## Your instructions
Return all lines of the listing below that carry the word "pink".

## Dataset excerpts
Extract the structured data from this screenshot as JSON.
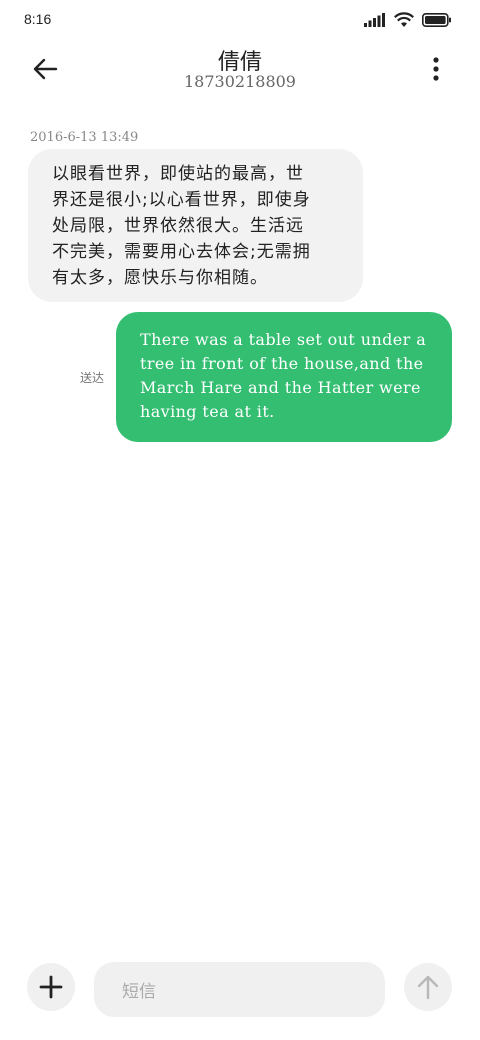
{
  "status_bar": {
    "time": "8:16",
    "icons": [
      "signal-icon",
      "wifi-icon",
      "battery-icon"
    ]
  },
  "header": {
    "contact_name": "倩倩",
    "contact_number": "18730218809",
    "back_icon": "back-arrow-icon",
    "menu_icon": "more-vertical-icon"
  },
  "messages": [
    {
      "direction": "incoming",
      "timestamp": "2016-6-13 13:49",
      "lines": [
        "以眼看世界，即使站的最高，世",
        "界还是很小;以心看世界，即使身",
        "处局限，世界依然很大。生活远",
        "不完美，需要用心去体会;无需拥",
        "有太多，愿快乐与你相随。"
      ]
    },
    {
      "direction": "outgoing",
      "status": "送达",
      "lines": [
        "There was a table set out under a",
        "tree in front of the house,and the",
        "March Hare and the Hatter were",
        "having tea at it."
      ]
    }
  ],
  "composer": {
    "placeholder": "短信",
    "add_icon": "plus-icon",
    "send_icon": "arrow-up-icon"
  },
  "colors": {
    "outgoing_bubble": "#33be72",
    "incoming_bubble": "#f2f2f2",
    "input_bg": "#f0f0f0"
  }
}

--

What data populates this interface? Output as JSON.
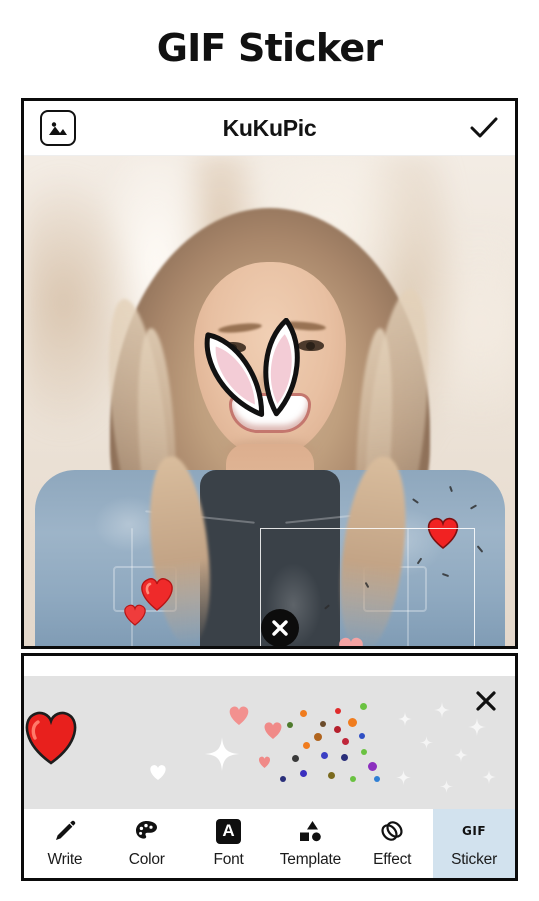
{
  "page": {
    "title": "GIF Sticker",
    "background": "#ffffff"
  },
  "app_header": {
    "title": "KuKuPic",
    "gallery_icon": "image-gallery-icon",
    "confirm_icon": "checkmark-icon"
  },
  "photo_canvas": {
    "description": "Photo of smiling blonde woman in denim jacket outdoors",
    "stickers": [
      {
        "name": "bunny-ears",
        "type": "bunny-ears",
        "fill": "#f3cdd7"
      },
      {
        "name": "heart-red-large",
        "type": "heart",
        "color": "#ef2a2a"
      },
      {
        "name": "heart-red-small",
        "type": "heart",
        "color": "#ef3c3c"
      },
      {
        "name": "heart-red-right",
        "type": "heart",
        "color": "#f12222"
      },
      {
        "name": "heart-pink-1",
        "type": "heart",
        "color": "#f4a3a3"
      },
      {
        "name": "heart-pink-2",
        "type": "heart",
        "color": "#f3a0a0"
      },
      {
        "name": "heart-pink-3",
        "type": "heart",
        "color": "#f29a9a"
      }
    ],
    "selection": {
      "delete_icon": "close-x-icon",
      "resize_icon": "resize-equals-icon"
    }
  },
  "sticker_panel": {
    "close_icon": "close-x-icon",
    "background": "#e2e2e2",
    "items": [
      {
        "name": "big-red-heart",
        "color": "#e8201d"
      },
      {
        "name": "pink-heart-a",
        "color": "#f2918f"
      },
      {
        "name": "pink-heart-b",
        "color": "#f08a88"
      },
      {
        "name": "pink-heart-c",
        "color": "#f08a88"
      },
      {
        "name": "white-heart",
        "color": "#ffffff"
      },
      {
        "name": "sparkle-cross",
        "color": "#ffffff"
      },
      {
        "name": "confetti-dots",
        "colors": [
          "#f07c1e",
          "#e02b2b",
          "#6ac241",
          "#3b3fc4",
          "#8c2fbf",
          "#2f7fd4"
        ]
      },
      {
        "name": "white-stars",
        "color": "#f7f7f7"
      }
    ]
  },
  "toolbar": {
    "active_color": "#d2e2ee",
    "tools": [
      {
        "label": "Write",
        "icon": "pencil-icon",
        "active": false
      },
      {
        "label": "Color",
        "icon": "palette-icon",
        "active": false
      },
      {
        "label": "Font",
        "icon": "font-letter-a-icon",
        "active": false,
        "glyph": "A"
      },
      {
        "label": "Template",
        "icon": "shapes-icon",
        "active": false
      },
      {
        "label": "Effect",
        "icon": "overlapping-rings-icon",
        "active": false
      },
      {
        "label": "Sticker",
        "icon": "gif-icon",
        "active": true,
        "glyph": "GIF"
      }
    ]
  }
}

## Response to the task
        "name": "heart-pink-1",
        "name": "heart-pink-2",
        "name": "heart-pink-3",
        "name": "pink-heart-a",
        "name": "pink-heart-b",
        "name": "pink-heart-c",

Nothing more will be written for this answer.